*** Opening of INFORMATION PROVIDED ***

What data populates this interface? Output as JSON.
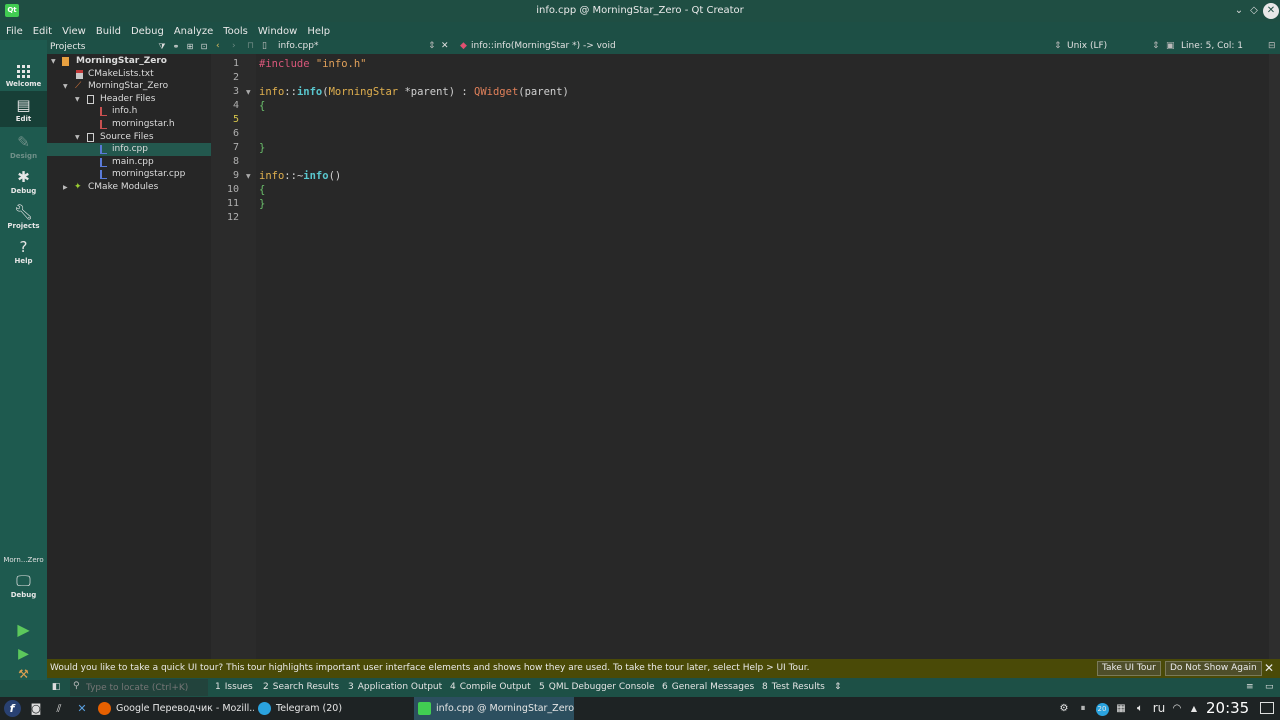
{
  "window": {
    "title": "info.cpp @ MorningStar_Zero - Qt Creator",
    "app_icon": "qt-logo",
    "controls": [
      "chevron-down-icon",
      "restore-icon",
      "close-icon"
    ]
  },
  "menu": [
    "File",
    "Edit",
    "View",
    "Build",
    "Debug",
    "Analyze",
    "Tools",
    "Window",
    "Help"
  ],
  "modes": [
    {
      "label": "Welcome",
      "icon": "grid-icon"
    },
    {
      "label": "Edit",
      "icon": "document-icon",
      "active": true
    },
    {
      "label": "Design",
      "icon": "pen-icon",
      "disabled": true
    },
    {
      "label": "Debug",
      "icon": "bug-icon"
    },
    {
      "label": "Projects",
      "icon": "wrench-icon"
    },
    {
      "label": "Help",
      "icon": "question-icon"
    }
  ],
  "kit": {
    "project": "Morn...Zero",
    "config": "Debug"
  },
  "projects_pane": {
    "title": "Projects",
    "tree": [
      {
        "label": "MorningStar_Zero",
        "bold": true
      },
      {
        "label": "CMakeLists.txt"
      },
      {
        "label": "MorningStar_Zero"
      },
      {
        "label": "Header Files"
      },
      {
        "label": "info.h"
      },
      {
        "label": "morningstar.h"
      },
      {
        "label": "Source Files"
      },
      {
        "label": "info.cpp",
        "selected": true
      },
      {
        "label": "main.cpp"
      },
      {
        "label": "morningstar.cpp"
      },
      {
        "label": "CMake Modules"
      }
    ]
  },
  "editor": {
    "file_tab": "info.cpp*",
    "symbol": "info::info(MorningStar *) -> void",
    "line_ending": "Unix (LF)",
    "position": "Line: 5, Col: 1",
    "current_line": 5,
    "lines": [
      {
        "n": "1",
        "tokens": [
          {
            "t": "#include ",
            "c": "#d8577a"
          },
          {
            "t": "\"info.h\"",
            "c": "#e0a05a"
          }
        ]
      },
      {
        "n": "2",
        "tokens": []
      },
      {
        "n": "3",
        "tokens": [
          {
            "t": "info",
            "c": "#e0b04f"
          },
          {
            "t": "::",
            "c": "#d0d0d0"
          },
          {
            "t": "info",
            "c": "#59c7ce"
          },
          {
            "t": "(",
            "c": "#d0d0d0"
          },
          {
            "t": "MorningStar",
            "c": "#e0b04f"
          },
          {
            "t": " *",
            "c": "#d0d0d0"
          },
          {
            "t": "parent",
            "c": "#d0d0d0"
          },
          {
            "t": ") : ",
            "c": "#d0d0d0"
          },
          {
            "t": "QWidget",
            "c": "#e0805a"
          },
          {
            "t": "(",
            "c": "#d0d0d0"
          },
          {
            "t": "parent",
            "c": "#d0d0d0"
          },
          {
            "t": ")",
            "c": "#d0d0d0"
          }
        ]
      },
      {
        "n": "4",
        "tokens": [
          {
            "t": "{",
            "c": "#6cc06c"
          }
        ]
      },
      {
        "n": "5",
        "tokens": []
      },
      {
        "n": "6",
        "tokens": []
      },
      {
        "n": "7",
        "tokens": [
          {
            "t": "}",
            "c": "#6cc06c"
          }
        ]
      },
      {
        "n": "8",
        "tokens": []
      },
      {
        "n": "9",
        "tokens": [
          {
            "t": "info",
            "c": "#e0b04f"
          },
          {
            "t": "::~",
            "c": "#d0d0d0"
          },
          {
            "t": "info",
            "c": "#59c7ce"
          },
          {
            "t": "()",
            "c": "#d0d0d0"
          }
        ]
      },
      {
        "n": "10",
        "tokens": [
          {
            "t": "{",
            "c": "#6cc06c"
          }
        ]
      },
      {
        "n": "11",
        "tokens": [
          {
            "t": "}",
            "c": "#6cc06c"
          }
        ]
      },
      {
        "n": "12",
        "tokens": []
      }
    ]
  },
  "info_bar": {
    "message": "Would you like to take a quick UI tour? This tour highlights important user interface elements and shows how they are used. To take the tour later, select Help > UI Tour.",
    "primary": "Take UI Tour",
    "secondary": "Do Not Show Again"
  },
  "locator": {
    "placeholder": "Type to locate (Ctrl+K)"
  },
  "output_panes": [
    {
      "num": "1",
      "label": "Issues"
    },
    {
      "num": "2",
      "label": "Search Results"
    },
    {
      "num": "3",
      "label": "Application Output"
    },
    {
      "num": "4",
      "label": "Compile Output"
    },
    {
      "num": "5",
      "label": "QML Debugger Console"
    },
    {
      "num": "6",
      "label": "General Messages"
    },
    {
      "num": "8",
      "label": "Test Results"
    }
  ],
  "taskbar": {
    "tasks": [
      {
        "label": "Google Переводчик - Mozill...",
        "icon": "firefox-icon",
        "color": "#e66000"
      },
      {
        "label": "Telegram (20)",
        "icon": "telegram-icon",
        "color": "#2aa3df"
      },
      {
        "label": "info.cpp @ MorningStar_Zero...",
        "icon": "qt-icon",
        "color": "#41cd52",
        "active": true
      }
    ],
    "tray": {
      "badge": "20",
      "language": "ru"
    },
    "clock": "20:35"
  },
  "colors": {
    "accent": "#1e5a4f",
    "selection": "#23584e",
    "info_bar": "#4a4a07"
  }
}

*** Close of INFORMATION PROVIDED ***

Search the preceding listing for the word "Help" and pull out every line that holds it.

SOLUTION:
    "Help"
      "label": "Help",
    "message": "Would you like to take a quick UI tour? This tour highlights important user interface elements and shows how they are used. To take the tour later, select Help > UI Tour.",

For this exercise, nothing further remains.